Photo Via Creative Commons License.

Photo Via Creative Commons License.

Mariska Larsen, Fall Editor

Imagine the life of an addict.  There are people in the world that know they have a problem and can’t get the help that they need. 1 in 5 people in jail are there for drug related reasons and almost half of them end up going back for the same reason. When people are repeating this process so much, one has to ask the question:  What can we do differently?  People who suffer from drug addiction should not go to prison, but should rather go to rehabilitation.

Prison Does Not Help An Addict:

Life after prison is very difficult, but maybe more difficult for a recovered addict trying to stay clean. The difficulty of trying to find a job or housing as an ex-con can lead to them returning to drug use to relieve stress and to cope.

My sister who is A Loss Prevention Agent at Walmart said the need for money to support a habit leads to other crimes such as shoplifting. FAMM (families against mandatory minimums) said “over 40% of offenders end up back in jail within 3 years.”

Rehabilitation Is More Successful:

Rehab is more comfortable for a recovering addict. They get support from the people there and learn how to resist urges to use and know when they are going to use again and my mom who is a nurse said that they get detox medication to help them through the withdrawals they are more likely to stay in rehab that way.

Although some will argue that people should have to go to prison if they break the law, it has been proven that the disease should be treated so that the criminal offense does not happen again.They are closely supervised with daily drug tests to keep them from relapsing. When addicts are recovered they can get jobs to help others stay clean which helps them stay clean. Addicted pregnant women are supervised and give birth to drug-free babies.

Economic Influence:

Another reason why choosing rehab over prison is not just beneficial for the addict, but also for society is that it also costs less money. Every year it costs 31,000 dollars per inmate to keep someone in jail.

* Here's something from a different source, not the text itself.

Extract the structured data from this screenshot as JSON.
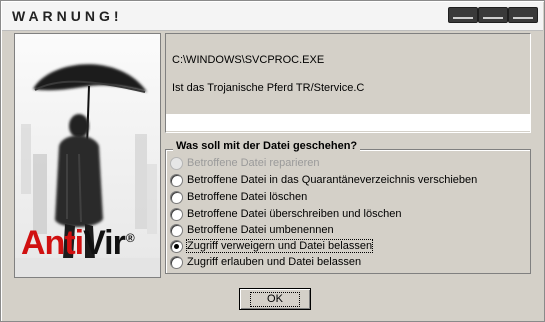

Peacevalley said “Of the 1 in 5 people in jail, 456,000 of them are there for nonviolent drug possession charges.” Drug court costs between 900 and 2,200 dollars per participant. While an estimated 250,000 dollars per baby is saved from not having to treat drug-addicted babies.


Recovery is the better option:

Overall, in an attempt to aid these individuals we should not constrict and punish them with prison instead we need to help them acknowledge their mistakes and provide a way for them to correct those mistakes with rehabilitation facilities.